In order to accommodate blind grading we chose to customize a parallel copy of the grading application and customize the copy. This approach allows the blind grading customizations to be used by the Law School, and any other schools that desire it, while all others continue to use the standard Banner delivered grading application. Second, and equally important, this approach maintains the use of all of the University wide Banner functions such as GPA calculation, transcript generation, registration, advising, etc. Functions such as these can continue to be upgraded with Ellucian delivered code which will in turn limit the reprogramming and testing to just those functions that had to be customized to accommodate the blind grading. As we progressed through the process of customizing the final grade entry form we realized that we also had to customize the class roster functionality as well as several other ancillary functions that would have allowed faculty members access to both the student’s identity and the newly created exam number. The class roster was tied directly to the grading and all of the other class related functionality. The Registrar needed a version of the class roster that showed the exam numbers assigned to each student in order to streamline their work. At the same time the original class roster functionality without the assigned test numbers would be needed by the faculty members. We had to make sure that we documented and walked through all processes associated with the use of the student information system by the Law School to make sure that any function that needed to be executed using exam numbers did so, and at the same time great care had to be taken that none of the faculty functions allowed for a correlation between the test numbers and the student.

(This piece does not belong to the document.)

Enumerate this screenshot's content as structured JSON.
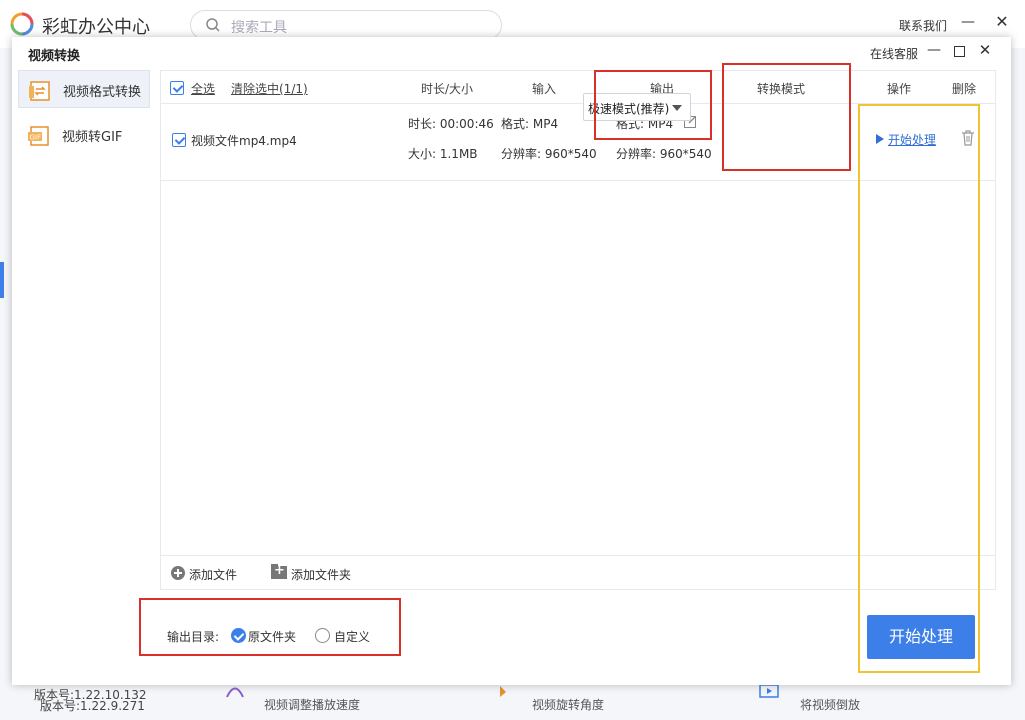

Once all of the modifications were identified and completed, we encountered the last significantly manual function in the grading process, class ranking. In much the same fashion as the manual efforts that supported the blind grading, the Law School class ranking process required many steps, a great deal of time, and significant auditing and error checking. Automating the generation of the class rank and the delivery of that rank to the student was the final step in enhancing the student experience and the efficiency of the Law School Registrar’s Office. A great deal of time and effort went into designing the ranking process. The logic that the Registrar had followed via spreadsheets and decision trees had to be programmed into a single automated process that could apply ranks throughout the Law School. Once that was completed the rank could be stored on the student record and delivered to the student through the same Law School portal channel that provided the student with their exam numbers. With automated ranking and the secure portal channel delivery in place the Law School Registrar’s Office is now able to focus their time on serving the students.
We took advantage of the summer semester to implement the grading portion of this project with a goal of having all functions live for the fall 2015 semester. We are already anticipating the next round of customizations that will be needed when another version of our SIS arrives. This of course is one of the disadvantages of customizing vendor delivered applications, but it is one that we accepted after a great deal of analysis. As is often the case with large scale projects, the amount of work and the degree of complexity required for this project were both much greater than anticipated.
The improved efficiencies of the student and staff experiences were worth the effort. Institutions considering this type of project must be prepared for unforeseen complications and challenges.